If no candidate for Vice-President wins a majority of the electoral vote, the Senate chooses the next Vice-President from the top two finishers in the Electoral College. This has only happened once, in 1836. Although Martin Van Buren had a clear majority of electoral votes for President, his running mate, Richard Johnson did not have a majority in the race for Vice-President. The Senate eventually chose Johnson.

On two occasions, the candidate who won the popular vote lost in the Electoral College. In 1876, Samuel Tilden won more popular votes than Rutherford B. Hayes. But after a Congressional investigation into voting fraud, Hayes won in the Electoral College, 185 to 184. In 1888, Grover Cleveland, running for re-election, won the popular vote but lost the electoral vote to Benjamin Harrison.

Several plans have been suggested as a replacement for the Electoral College. The most popular of these plans calls for the abolition of the Electoral College with the President and Vice-President being selected by popular vote. Both the largest and smallest states tend to oppose this plan since it would lessen their political power and influence as states. Another plan calls for a system similar to Maine’s, where each Congressional district gets one electoral vote with two being won on a statewide basis. This plan seemed to be gaining in popularity until it was discovered that by using that method, Nixon would have been elected President in 1960.

It does not look as though the current Electoral College system will be changed in the near future. The winner-take-all basis discourages third party or minor candidates, thereby strengthening our two party system. The Electoral College also seems to magnify the margin of victory, giving a clear mandate to a President who might not otherwise have one.

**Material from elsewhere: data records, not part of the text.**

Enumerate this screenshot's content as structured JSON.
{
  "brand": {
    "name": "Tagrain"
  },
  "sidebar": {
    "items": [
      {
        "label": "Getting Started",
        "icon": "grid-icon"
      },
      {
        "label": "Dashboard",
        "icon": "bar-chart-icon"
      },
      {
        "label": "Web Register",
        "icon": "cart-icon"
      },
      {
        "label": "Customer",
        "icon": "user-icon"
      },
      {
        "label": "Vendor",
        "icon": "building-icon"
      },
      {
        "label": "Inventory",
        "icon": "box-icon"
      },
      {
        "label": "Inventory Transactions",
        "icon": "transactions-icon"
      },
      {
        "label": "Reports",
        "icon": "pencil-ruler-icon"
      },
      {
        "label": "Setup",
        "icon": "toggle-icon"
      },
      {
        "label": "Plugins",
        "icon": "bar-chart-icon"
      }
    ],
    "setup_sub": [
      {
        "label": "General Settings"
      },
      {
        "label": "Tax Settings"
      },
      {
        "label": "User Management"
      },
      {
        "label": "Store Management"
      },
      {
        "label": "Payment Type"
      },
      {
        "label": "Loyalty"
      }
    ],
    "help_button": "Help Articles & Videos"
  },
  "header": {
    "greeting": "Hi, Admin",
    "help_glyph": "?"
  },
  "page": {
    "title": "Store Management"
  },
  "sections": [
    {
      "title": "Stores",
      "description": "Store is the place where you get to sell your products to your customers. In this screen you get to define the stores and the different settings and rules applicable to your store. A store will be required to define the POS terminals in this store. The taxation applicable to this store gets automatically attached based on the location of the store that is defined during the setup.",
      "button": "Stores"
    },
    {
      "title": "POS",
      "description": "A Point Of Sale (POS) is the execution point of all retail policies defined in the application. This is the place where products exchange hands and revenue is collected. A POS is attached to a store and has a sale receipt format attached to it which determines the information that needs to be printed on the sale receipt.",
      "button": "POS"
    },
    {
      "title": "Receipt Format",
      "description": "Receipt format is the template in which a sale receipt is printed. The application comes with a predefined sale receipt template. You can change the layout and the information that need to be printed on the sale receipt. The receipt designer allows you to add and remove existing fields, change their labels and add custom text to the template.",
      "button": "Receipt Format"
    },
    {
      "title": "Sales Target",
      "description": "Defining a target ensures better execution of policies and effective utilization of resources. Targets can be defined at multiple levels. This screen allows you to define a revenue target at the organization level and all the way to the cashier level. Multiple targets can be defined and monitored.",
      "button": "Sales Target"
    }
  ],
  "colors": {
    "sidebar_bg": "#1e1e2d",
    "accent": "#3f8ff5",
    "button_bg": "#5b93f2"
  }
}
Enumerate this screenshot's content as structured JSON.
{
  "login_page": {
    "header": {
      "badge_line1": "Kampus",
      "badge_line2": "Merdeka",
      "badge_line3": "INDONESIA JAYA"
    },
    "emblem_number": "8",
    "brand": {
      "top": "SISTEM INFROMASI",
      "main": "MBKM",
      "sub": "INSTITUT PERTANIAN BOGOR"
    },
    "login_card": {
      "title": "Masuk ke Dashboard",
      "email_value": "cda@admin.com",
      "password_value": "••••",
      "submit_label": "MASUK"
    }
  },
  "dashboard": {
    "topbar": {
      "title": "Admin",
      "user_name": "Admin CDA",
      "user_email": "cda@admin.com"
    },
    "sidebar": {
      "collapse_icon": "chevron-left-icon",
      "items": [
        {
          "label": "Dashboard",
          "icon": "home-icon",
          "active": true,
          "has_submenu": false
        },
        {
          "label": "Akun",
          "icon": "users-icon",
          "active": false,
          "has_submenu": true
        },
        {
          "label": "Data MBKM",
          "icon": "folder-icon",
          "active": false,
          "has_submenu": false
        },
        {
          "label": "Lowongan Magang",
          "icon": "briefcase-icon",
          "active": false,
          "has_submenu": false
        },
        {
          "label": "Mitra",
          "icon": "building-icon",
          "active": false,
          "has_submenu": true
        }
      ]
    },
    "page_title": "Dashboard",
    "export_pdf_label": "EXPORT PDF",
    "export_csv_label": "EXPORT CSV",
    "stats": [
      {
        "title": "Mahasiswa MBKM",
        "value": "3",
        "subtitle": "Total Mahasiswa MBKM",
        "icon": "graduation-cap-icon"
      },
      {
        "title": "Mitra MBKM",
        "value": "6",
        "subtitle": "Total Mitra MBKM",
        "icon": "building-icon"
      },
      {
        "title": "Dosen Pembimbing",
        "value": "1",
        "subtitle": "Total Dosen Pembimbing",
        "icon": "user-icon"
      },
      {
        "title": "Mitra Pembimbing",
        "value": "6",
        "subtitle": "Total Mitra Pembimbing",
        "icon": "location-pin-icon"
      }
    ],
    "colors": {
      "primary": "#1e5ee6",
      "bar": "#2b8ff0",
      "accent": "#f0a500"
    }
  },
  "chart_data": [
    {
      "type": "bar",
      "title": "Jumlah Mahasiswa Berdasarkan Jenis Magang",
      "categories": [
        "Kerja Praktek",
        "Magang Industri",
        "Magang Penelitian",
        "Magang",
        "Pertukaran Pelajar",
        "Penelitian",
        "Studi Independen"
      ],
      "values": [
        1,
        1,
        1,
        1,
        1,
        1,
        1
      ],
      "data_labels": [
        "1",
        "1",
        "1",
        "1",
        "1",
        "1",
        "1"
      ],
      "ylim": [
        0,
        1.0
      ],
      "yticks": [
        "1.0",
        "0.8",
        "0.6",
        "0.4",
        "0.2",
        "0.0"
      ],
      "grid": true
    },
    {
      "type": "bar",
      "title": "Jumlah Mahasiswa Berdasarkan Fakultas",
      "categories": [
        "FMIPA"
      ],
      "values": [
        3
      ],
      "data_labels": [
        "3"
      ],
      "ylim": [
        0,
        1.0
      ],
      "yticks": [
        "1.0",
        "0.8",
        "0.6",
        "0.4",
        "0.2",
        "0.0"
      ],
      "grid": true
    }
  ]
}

So on election night, remember. Following the popular vote is always exciting, to see who is winning and by how many millions of votes. But that doesn’t count. The winner will be the candidate who wins the most electoral votes, with 270 being the magic number for victory.